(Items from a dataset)
- - -

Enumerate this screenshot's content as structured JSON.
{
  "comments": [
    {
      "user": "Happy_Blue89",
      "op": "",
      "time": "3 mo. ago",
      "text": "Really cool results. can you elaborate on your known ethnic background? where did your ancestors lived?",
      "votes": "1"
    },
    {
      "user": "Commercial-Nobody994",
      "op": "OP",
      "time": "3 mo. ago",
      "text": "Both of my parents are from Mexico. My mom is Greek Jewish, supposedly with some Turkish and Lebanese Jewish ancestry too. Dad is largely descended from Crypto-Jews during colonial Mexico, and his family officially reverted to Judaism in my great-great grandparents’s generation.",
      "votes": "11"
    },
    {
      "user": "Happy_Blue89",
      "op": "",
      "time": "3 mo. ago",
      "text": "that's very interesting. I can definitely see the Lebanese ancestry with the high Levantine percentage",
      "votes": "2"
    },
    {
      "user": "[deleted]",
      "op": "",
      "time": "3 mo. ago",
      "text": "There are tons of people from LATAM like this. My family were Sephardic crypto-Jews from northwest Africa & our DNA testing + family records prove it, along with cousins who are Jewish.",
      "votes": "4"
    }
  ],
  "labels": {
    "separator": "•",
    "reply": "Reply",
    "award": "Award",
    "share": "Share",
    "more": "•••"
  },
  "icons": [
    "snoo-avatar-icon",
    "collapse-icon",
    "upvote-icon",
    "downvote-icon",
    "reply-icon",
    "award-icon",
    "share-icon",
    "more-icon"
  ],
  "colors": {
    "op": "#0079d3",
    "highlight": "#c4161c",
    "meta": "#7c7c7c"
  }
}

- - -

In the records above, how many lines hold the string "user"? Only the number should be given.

__Written solution__. 4